It was not possible to separate warfare from religion. The connection of the two was evident in many aspects of military practice. To the Jews, God was the Lord of Hosts who went before them into battle (Exo 15:3; Judg 4:14; 1 Sam 17:45; Isaiah 42:13). There was a sacred “Book of the Wars of the Lord” (Num 21:14). Before going to war, the men had to keep themselves ritually clean, not even engaging in sexual relationships (2 Sam 11:11). Health laws were involved in the commandments concerning ceremonial uncleanliness, but there were other laws in operation as well as those (Deut 13:13-14).
A military campaign commenced with an act of worship (1 Kings 8:44) and a response from members of the armed forces (Psa 20). Prophets told the army commander exactly what he was to do (1 Kings 20:13-30) and the outcome of the battle (Judges 20:27-28), and they gave advice when it was needed (2 Kings 6:8-10). The war cry was a spiritual one (Judges 7:18).

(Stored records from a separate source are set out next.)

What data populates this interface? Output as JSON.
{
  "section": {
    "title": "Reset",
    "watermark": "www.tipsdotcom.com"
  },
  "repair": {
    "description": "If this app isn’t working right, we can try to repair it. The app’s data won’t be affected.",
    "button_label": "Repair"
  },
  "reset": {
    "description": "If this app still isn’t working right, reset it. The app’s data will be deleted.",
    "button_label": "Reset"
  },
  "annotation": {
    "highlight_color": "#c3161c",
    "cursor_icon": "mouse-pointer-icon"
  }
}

Victory was understood as being God’s and everything taken in battle belonged to God. It was given to God by burning or by death, as cities were put “under the curse” or “under the ban,” terms indicating a ritual giving to God. Any person breaking the curse became curse (Joshua 7). God did not always take everything; there were occasions when he allowed the sharing of booty (Joshua 8:27); neither did he always seek the death of a population. His decree concerning a people depended upon the degree of their wickedness (Gen 15:16). The holiness of the campaign was such that if the Jews turned against God, then God would use others to put the Jews themselves “under the ban” (Isaiah 10:5-6; Habakkuk 1:5-11) and would even fight against his own people (Jer 21:5-7).